Upon reviewing the proposal, Hammer wrote on Facebook that such a ban would be "really uncool" and that the idea "sounds more like something from a Swabian province than a big city." And, in addition to being uncool, Hammer said over the telephone on Wednesday, the idea is very un-Cologne.
"We have this thing called the kölsche Grundgesetz, and one of the rules is 'live and let live,'" Hammer said, referring to Cologne's common-law communal constitution. "That's something that the people of Cologne are very proud of." He added: "Most of the people know how to behave, and we should focus on the ones who do not."
Like Hammer, the SPD's Krupp said Cologne had existing measures to sanction the right people for doing the wrong things and that the city administration should concentrate on those rather than expanding the list of infractions. "The ordinance enforcement should concern itself with the city's true problems and wrongs and effectively and not merely selectively," Krupp said.
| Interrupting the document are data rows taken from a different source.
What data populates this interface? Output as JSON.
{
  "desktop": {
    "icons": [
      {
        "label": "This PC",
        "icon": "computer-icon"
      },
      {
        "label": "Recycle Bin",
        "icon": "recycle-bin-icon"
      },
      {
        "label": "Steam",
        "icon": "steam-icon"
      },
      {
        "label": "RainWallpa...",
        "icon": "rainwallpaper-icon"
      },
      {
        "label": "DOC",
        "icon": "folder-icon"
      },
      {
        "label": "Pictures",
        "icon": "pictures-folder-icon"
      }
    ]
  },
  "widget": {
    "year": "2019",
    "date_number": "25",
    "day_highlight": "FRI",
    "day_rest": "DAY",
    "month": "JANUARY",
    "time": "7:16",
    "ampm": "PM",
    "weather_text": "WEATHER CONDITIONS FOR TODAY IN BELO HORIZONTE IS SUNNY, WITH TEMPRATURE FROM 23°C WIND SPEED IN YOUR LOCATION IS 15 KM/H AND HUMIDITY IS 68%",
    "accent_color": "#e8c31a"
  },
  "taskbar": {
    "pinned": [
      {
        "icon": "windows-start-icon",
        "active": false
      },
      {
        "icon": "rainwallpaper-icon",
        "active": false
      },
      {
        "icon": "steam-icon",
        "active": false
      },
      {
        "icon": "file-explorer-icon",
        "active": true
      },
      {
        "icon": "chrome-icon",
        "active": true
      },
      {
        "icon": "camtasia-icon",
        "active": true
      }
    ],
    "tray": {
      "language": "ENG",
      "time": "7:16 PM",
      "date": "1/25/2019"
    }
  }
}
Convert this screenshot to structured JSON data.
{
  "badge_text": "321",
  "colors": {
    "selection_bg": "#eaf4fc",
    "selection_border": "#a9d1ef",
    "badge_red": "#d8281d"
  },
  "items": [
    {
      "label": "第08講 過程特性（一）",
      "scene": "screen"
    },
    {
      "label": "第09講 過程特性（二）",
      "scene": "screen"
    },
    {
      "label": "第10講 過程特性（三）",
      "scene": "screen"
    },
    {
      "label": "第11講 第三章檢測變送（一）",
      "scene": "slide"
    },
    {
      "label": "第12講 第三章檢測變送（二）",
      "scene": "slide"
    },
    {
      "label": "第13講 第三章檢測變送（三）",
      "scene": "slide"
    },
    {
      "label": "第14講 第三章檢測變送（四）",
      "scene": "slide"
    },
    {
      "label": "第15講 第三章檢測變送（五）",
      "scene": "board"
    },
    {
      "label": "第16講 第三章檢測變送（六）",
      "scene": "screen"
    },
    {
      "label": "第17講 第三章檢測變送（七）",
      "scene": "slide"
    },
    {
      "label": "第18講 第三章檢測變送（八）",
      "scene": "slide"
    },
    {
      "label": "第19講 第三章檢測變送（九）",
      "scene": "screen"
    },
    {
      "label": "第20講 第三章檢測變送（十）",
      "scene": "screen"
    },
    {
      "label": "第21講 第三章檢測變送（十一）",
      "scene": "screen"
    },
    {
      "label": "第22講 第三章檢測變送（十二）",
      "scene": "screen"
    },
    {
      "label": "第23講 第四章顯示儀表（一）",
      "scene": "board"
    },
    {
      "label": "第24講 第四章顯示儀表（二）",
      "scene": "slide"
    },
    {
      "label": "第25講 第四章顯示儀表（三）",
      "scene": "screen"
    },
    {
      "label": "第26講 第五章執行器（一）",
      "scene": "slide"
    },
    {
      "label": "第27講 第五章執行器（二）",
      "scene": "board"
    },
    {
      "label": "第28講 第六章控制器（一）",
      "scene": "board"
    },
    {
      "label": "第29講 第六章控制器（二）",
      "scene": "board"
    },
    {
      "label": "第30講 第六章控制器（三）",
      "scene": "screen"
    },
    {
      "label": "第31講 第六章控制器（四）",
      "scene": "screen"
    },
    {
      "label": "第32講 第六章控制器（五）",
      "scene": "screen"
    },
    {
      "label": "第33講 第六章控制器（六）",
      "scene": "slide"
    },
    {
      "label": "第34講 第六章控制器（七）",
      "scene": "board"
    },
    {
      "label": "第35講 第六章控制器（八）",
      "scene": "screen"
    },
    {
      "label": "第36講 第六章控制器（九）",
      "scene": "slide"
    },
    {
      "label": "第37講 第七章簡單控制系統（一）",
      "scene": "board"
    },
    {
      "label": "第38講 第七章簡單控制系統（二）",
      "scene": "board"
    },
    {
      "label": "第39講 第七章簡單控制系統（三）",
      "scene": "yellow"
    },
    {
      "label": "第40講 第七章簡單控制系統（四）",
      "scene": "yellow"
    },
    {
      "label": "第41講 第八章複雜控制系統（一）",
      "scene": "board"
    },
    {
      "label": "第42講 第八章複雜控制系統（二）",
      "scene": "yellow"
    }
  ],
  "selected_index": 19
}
This could be better accomplished, he said, by ensuring that there is sufficient personnel to enforce the current laws. And, he said, the SPD would work to secure a majority of like-minded lawmakers when the proposal comes up for a vote.
Hammer also said the administration's plan would not likely come into force with its current wording. "I don't see the proposal passing the way it is proposed now," he said. The early opposition is strong and the plans need to run by Cologne's district leaders and through committee. "We can propose other ways of dealing with it and vote piece-by-piece," Hammer said. If councilors need to, he added, "we can vote word-by-word."